Sharing: Third-Person to First

I’ve been reading Show Your Work by Austin Kleon, in which he suggests that writers and artists should share information about their creative process.

I’ve decided to do just that. At the end of every day, I intend to tweet about what writing I did. From time to time, I’ll also write blog posts. So consider this the first installment of an ongoing feature.

First, some background. On November 7, my next novel comes out: ALL THOSE EXPLOSIONS WERE SOMEONE ELSE’S FAULT. In it, four students at the University of Waterloo gain superpowers. My plan has always been to make a four-book series, with each book centering on one of the students.

The first book is told by Kim Lam in first-person, past tense. The second book, THEY PROMISED THE GUN WASN’T LOADED, is told by Jools Walsh in first-person, present tense. I turned in that book to my editor in August. Afterward, I took some time to work on short stories and other projects, but I started Book 3 around the start of October.

My original plan was to write Book 3 in third-person past tense, and Book 4 in third-person present tense. That way, each of the four books would have a very different feel. So I started Book 3 and wrote about 2000 words. Then I started again with a different approach and wrote about 4000 words. Then I started again and got to 8000. Each version described the same events but with a different flavor and tone of voice.

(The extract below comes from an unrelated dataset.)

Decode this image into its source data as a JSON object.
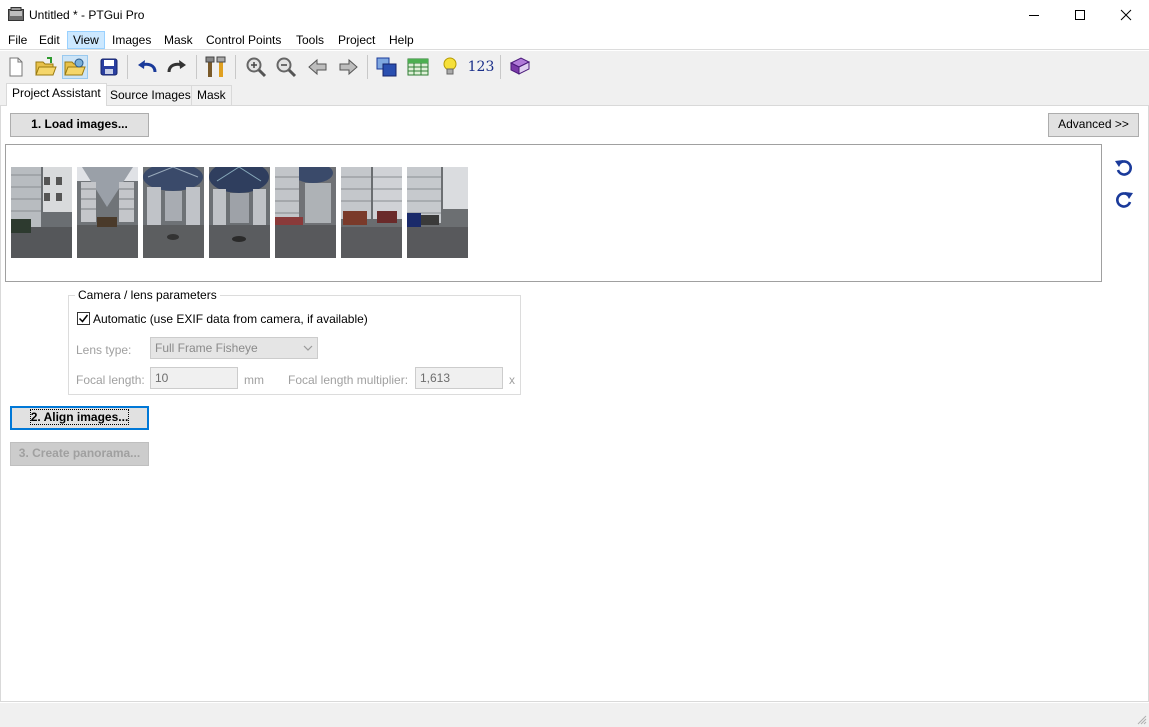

This is standard procedure for me. I try different ways to get into a story, with different tones of voice and ways of opening up the action. Sooner or later, something clicks and I can proceed to get into the meat of the story.

But my attempts to use third-person, past tense just weren’t working. They were too distant. I originally thought this would be okay, because Book 3 centers on the character of Miranda, and she’s quite a private person. In fact, I could easily believe that if Miranda sat down to tell this story herself, she’d write it in the third-person to impose a sense of separation.

But I didn’t like the effect. For one thing, it wasn’t as funny as the first two books; third-person wasn’t personal enough to allow wry comments and turns of phrase. It also wasn’t as energetic as Miranda herself. She’s a strong quirky character. That wasn’t coming across.

So a few days ago, I decided to start again. A phrase popped into my head: Dear [Redacted]…. (I’ve omitted the name because I think there’s a good chance I’ll change my mind on who it is, and I don’t want to set up false expectations.) The idea is that Miranda is writing a letter to someone she met in the course of the adventure, and telling them how everything worked out.

I find this idea interesting; I think it will work. So I’ve started another iteration, this time writing in first-person past tense, the way you’d write a letter. I think this will make the voice sufficiently different from the first two books that Book 3 will sound like it comes from a brand new narrator. The epistolary format also justifies certain kinds of exposition: the personĀ Redacted isn’t familiar with a lot of the world’s background, so there’s an excuse for Miranda to fill in backstory while she’s telling the tale.

I have high hopes for this approach. So far I like the chemistry. I’ve got about 4000 words in the new tone of voice and another 4000 to go before I match what I’ve already got. After that, we’ll see what happens when I finish revising existing material and start something new. Wish me luck!

Writing References

On Friday, October 13, I led a writing workshop for Can-Con in Ottawa. To make life easier for me at the workshop, and also to share a useful list for any writers out there, here are some books that I’ve found useful as references.

(Since the workshop is in Ottawa, all book links are to Amazon Canada. This is simply for my own convenience; if you want to buy a copy of any of these, visit your favorite bookstore or web site.)

Wonderbook by Jeff Vandermeer
A quirky but useful general introduction to writing science fiction and/or fantasy
Into the Woods, by John Yorke
One of my favorite books on story structure and plot
Steering the Craft, by Ursula K. Le Guin
One of the few books that deals with the nitty-gritty of actually telling
stories, down to the word and sentence level. It’s not a beginner book, but it’s a book to read when you’re ready to get serious about prose.
A First Page Checklist by Ray Rhamey (PDF)
Since the workshop I’m doing is specifically on openings, this is a useful set of points to consider, even if you decide to let some slide

As time goes on, I may add more to this list. I’ve just begun working on the start of the third book in the “Dark vs. Spark” series, and as part of the process, I’ve picked up a number of other writing books that have been recommended to me. For the moment, however, the books above are a great place to start.

While I’m at it, let me add that all writers should carry something that they can immediately use to make notes. Your phone doesn’t count if you won’t actually use it, nor does it count if you don’t review those notes within a day of making them and then store them in a searchable format.

For years, I’ve been using normal 3×5 index cards; I put 3 or 4 in the back pocket of my pants where they lie nice and flat but are immediately available for writing. After writing on a card, I leave it by my computer so I can transcribe it ASAP, either into a text file, Evernote, or Scrivener. The nice thing about index cards is that they’re cheap, and if they get crushed, or wet with rain, or whatever, I can just throw them out and grab another handful. It’s like a notepad that never runs out of pages!